---------- Given entries ----------

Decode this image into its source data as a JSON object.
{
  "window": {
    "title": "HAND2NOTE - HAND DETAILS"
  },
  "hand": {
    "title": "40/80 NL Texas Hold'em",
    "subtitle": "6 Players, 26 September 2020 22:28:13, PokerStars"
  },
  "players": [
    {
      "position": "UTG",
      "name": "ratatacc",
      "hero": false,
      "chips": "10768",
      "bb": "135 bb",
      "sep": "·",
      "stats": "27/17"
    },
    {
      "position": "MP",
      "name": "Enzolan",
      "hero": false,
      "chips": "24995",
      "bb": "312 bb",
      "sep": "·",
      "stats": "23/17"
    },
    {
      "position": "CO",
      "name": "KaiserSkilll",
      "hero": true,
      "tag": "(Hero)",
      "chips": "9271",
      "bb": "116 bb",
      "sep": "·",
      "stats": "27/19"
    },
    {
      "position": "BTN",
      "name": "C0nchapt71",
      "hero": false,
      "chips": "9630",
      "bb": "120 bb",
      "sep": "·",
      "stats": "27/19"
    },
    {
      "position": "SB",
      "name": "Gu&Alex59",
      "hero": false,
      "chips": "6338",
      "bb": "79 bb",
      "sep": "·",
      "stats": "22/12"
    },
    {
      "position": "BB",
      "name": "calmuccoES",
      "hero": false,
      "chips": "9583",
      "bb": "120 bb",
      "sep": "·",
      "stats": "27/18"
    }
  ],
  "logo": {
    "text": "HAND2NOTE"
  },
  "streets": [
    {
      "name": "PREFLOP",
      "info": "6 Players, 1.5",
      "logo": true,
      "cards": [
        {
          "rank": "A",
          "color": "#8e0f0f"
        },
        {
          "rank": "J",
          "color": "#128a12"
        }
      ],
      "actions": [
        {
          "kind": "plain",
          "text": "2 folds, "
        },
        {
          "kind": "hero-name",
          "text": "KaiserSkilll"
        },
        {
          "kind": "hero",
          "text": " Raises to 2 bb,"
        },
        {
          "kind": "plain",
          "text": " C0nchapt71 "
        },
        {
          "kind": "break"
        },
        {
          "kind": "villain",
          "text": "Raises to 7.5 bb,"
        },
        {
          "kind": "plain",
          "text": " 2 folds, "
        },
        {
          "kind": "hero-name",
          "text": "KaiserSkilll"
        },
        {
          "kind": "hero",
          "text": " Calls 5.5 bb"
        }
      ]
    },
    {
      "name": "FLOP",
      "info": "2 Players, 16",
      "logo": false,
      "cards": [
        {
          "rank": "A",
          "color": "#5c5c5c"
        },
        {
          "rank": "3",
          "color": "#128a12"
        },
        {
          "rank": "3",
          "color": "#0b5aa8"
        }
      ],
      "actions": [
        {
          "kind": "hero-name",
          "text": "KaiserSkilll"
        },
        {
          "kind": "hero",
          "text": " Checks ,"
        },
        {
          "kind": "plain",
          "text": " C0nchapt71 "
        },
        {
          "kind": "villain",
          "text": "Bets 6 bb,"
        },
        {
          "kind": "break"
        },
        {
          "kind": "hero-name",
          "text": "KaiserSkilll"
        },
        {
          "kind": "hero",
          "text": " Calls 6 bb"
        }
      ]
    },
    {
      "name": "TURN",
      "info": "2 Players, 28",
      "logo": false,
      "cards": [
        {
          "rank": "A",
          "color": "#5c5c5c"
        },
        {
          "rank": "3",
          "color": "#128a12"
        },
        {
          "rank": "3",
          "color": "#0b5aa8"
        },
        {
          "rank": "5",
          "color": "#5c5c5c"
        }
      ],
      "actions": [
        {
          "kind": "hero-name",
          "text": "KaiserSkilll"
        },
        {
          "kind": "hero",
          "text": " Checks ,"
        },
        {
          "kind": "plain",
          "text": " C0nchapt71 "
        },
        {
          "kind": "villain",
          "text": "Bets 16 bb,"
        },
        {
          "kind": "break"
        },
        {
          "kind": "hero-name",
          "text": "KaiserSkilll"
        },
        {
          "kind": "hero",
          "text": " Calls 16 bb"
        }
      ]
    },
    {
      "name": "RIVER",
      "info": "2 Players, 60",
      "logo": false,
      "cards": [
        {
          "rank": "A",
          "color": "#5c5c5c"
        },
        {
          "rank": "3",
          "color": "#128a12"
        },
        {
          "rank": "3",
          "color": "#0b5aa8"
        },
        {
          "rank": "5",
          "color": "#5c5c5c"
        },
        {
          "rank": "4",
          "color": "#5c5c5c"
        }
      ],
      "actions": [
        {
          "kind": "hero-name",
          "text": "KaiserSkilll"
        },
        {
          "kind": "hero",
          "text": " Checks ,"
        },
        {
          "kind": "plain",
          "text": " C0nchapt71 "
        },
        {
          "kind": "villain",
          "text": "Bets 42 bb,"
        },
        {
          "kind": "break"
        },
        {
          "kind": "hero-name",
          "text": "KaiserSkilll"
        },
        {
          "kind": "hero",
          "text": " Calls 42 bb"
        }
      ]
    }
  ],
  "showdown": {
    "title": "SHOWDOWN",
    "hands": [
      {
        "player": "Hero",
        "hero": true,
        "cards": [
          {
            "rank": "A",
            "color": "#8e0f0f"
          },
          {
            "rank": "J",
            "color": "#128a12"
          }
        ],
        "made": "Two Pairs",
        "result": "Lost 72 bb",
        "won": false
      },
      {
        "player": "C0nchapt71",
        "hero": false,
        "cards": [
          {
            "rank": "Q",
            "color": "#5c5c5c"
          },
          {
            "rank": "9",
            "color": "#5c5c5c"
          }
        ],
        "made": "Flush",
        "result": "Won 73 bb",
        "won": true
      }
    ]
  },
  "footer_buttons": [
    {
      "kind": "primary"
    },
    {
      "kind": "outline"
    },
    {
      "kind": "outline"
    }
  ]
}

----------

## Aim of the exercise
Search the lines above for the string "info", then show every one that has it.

## Result for this task
      "info": "6 Players, 1.5",
      "info": "2 Players, 16",
      "info": "2 Players, 28",
      "info": "2 Players, 60",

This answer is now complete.